__Task details__: Repeat the records below in their entirety, exactly.

__Records contained in a dataset__:
○ ○ ○ ○

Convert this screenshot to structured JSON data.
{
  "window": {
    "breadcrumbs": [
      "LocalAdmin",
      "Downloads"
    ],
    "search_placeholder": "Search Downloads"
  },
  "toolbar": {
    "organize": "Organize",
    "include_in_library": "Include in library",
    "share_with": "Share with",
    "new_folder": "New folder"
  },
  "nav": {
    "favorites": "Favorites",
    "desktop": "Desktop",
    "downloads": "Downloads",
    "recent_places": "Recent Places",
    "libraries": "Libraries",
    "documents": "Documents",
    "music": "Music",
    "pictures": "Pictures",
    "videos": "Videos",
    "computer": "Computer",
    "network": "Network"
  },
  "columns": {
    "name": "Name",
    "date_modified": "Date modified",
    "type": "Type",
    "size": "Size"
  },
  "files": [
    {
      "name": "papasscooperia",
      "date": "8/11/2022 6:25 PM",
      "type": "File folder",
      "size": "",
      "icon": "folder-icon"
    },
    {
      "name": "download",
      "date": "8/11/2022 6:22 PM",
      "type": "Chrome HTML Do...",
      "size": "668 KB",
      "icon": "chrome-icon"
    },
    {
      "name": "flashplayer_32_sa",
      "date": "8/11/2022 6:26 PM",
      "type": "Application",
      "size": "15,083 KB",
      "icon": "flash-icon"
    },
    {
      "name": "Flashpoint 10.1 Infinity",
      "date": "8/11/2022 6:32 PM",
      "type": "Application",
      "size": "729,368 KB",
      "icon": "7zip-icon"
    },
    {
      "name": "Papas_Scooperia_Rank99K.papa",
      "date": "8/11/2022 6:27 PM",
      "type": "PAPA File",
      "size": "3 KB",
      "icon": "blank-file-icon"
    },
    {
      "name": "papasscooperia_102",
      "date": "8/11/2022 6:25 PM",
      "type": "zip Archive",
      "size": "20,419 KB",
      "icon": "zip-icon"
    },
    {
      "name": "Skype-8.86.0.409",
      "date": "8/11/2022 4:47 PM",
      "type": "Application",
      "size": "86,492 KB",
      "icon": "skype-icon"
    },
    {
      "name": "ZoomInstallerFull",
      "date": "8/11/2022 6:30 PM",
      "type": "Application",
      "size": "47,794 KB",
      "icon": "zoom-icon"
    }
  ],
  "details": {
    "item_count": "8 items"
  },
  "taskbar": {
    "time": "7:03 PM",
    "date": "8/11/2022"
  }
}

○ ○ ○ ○

__Exercise result__:
Convert this screenshot to structured JSON data.
{
  "window": {
    "breadcrumbs": [
      "LocalAdmin",
      "Downloads"
    ],
    "search_placeholder": "Search Downloads"
  },
  "toolbar": {
    "organize": "Organize",
    "include_in_library": "Include in library",
    "share_with": "Share with",
    "new_folder": "New folder"
  },
  "nav": {
    "favorites": "Favorites",
    "desktop": "Desktop",
    "downloads": "Downloads",
    "recent_places": "Recent Places",
    "libraries": "Libraries",
    "documents": "Documents",
    "music": "Music",
    "pictures": "Pictures",
    "videos": "Videos",
    "computer": "Computer",
    "network": "Network"
  },
  "columns": {
    "name": "Name",
    "date_modified": "Date modified",
    "type": "Type",
    "size": "Size"
  },
  "files": [
    {
      "name": "papasscooperia",
      "date": "8/11/2022 6:25 PM",
      "type": "File folder",
      "size": "",
      "icon": "folder-icon"
    },
    {
      "name": "download",
      "date": "8/11/2022 6:22 PM",
      "type": "Chrome HTML Do...",
      "size": "668 KB",
      "icon": "chrome-icon"
    },
    {
      "name": "flashplayer_32_sa",
      "date": "8/11/2022 6:26 PM",
      "type": "Application",
      "size": "15,083 KB",
      "icon": "flash-icon"
    },
    {
      "name": "Flashpoint 10.1 Infinity",
      "date": "8/11/2022 6:32 PM",
      "type": "Application",
      "size": "729,368 KB",
      "icon": "7zip-icon"
    },
    {
      "name": "Papas_Scooperia_Rank99K.papa",
      "date": "8/11/2022 6:27 PM",
      "type": "PAPA File",
      "size": "3 KB",
      "icon": "blank-file-icon"
    },
    {
      "name": "papasscooperia_102",
      "date": "8/11/2022 6:25 PM",
      "type": "zip Archive",
      "size": "20,419 KB",
      "icon": "zip-icon"
    },
    {
      "name": "Skype-8.86.0.409",
      "date": "8/11/2022 4:47 PM",
      "type": "Application",
      "size": "86,492 KB",
      "icon": "skype-icon"
    },
    {
      "name": "ZoomInstallerFull",
      "date": "8/11/2022 6:30 PM",
      "type": "Application",
      "size": "47,794 KB",
      "icon": "zoom-icon"
    }
  ],
  "details": {
    "item_count": "8 items"
  },
  "taskbar": {
    "time": "7:03 PM",
    "date": "8/11/2022"
  }
}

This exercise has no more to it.